“Sometimes [Thoreau] even makes up his own etymology,” Thurston notes. “His tongue is so often in his cheek, that it makes me smile. But I think all of that gets missed when he gets adopted as somebody’s life coach or spirit guide. Obviously I want to avoid that and relate to Thoreau in a way that is so much more interesting.”
So far, Thurston has walked from Eastham to Wellfleet. This summer he continued north to Truro and Provincetown.
Thurston takes inspiration from the places he sees and strives to understand, always coming back to his own observations, writing essays about his walks that offer a window of insight into his own life and personal challenges. “It’s the confluence of me with this landscape that makes so many insights available to write about.
“Thoreau liked a lot of things in nature more than he liked people. He was a loner. My own cranky, socially awkward self identifies with him,” notes Thurston. “But Thoreau says it’s really important that we know there are still places that are wild, because wild is not us. So we need these wild places.”

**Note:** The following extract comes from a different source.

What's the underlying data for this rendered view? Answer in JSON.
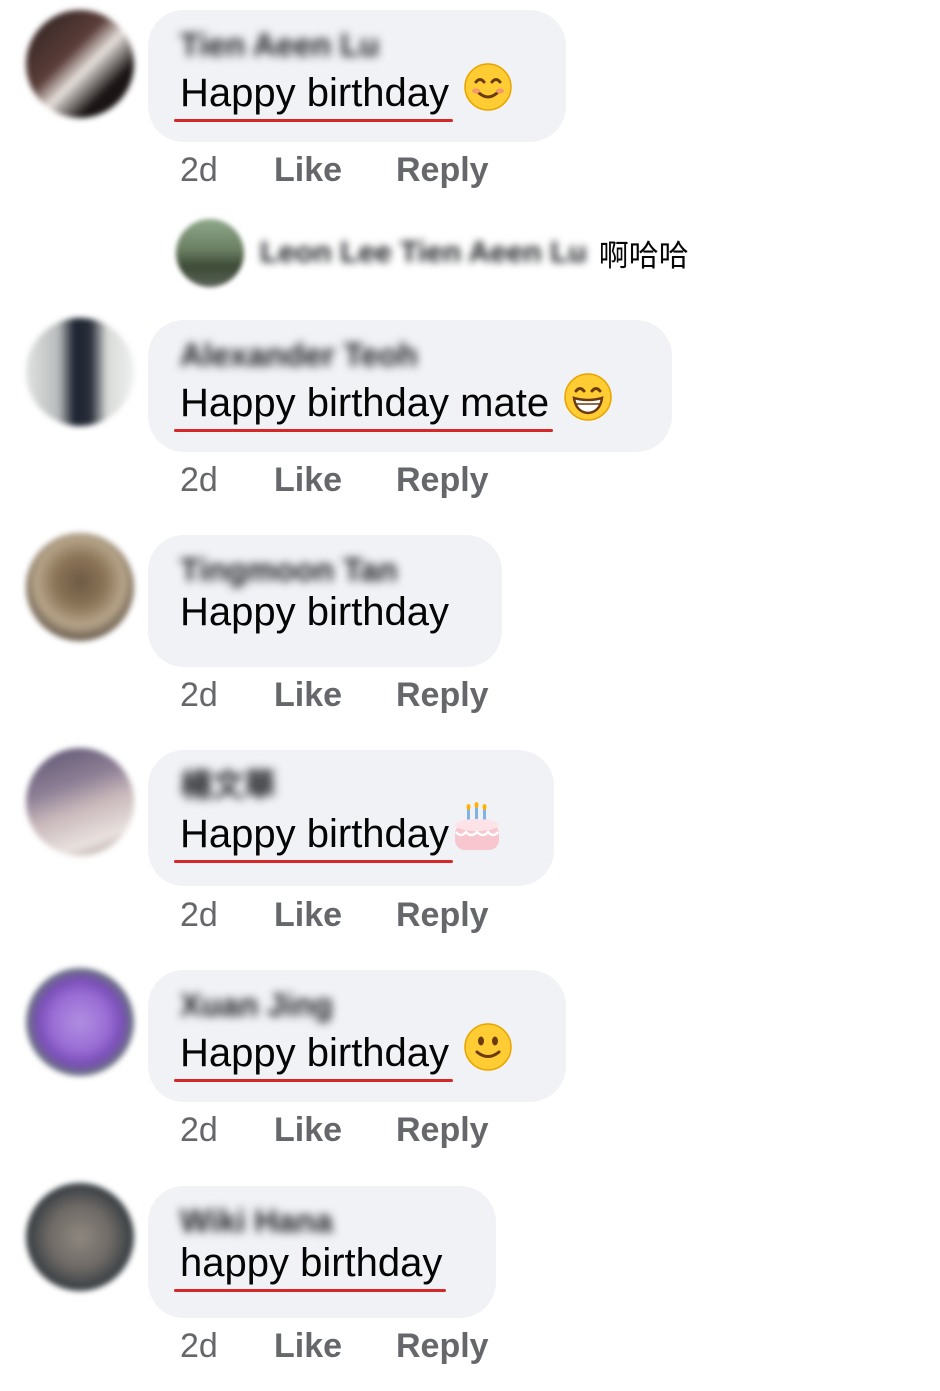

That’s why Thurston—who writes short fiction and poetry and is the author of two scholarly books about poetry including The Underworld in Twentieth-Century Poetry: From Pound and Eliot to Heaney and Walcott (Palgrave MacMillan, 2009) as well as essays on notable American, British, and Irish writers—says this work is the most personal thing he has ever written. While his short fiction and poetry are “always written in a protective code,” this is an unblushingly revealing project.
The sand and sea provide a vast landscape for beach walkers intent on self-reflection and discovery.
Yet Thurston admits that he is reluctant to reveal too much, wanting to be oblique. “So much contemporary literature is memoir right now. And it’s not all good; it’s self-indulgent.
“Anytime I feel myself getting in too deep [with personal details], I turn the writing back to the physical landscape of the Cape. I’m of course more comfortable with those kinds of details and insights,” he says.
Still, Thurston opens his first chapter, “On Cape Cod,” with the sentence: “It should begin with a shipwreck.” The shipwreck is a metaphor for the more personal relational wreck that Thurston was striving to make sense of when he began the project, transcribing his own thoughts, arranging the sequence of random events against a backdrop of the vast, changeable sea and an endless horizon.
“It’s important to start with a shipwreck,” Thurston says. “It’s a way of getting down to the bottom of things, to truth, death, and mortality. As Thoreau says, ‘We’re rendered beautiful by what we have endured; we acquire, by virtue of our wreckage, ‘a rarer and sublimer beauty still.’”
Likewise, Thoreau’s own first chapter in Cape Cod was titled “The Shipwreck” in which he describes himself “a lonely walker” in October 1849 on the beach at Cohasset, which was strewn with littoral wreckage and salvage “that would take many days to cart off,” two days after the brig St. John, from Galway, Ireland, broke apart on the rocks. He was the observer pondering the inconvenience and chaos of mortality.
“Thoreau knew he had tuberculosis. He didn’t have a lot of time left,” says Thurston, “so I think mortality is very prevalent in Cape Cod. Thoreau is trying to get to the bottom of things, to see through to that truth. As Hamlet said, ‘Death is the undiscovered country.’”
The other underlying truth, Thurston explains, is that “we’re changeable,” and it helps us to understand the nature of that idea. “I think that is why Thoreau is so fascinated by the littoral, by the changeable sea and the open spaces of the beach.”
So Thurston notes in “On Cape Cod”: “We are all, most of the time, somewhere between high and low water mark. Are we all, then, anomalous? A definitional impossibility. But we see ourselves as such, don’t we—marking as norms the low and high, the one to be delivered from, the other to be aspired to? A sort of chaos reigns. We see havens from it. Long walks on the beach, the tortuous twists, semantic and syntactic games, in the work of a writer whose footsteps we follow.”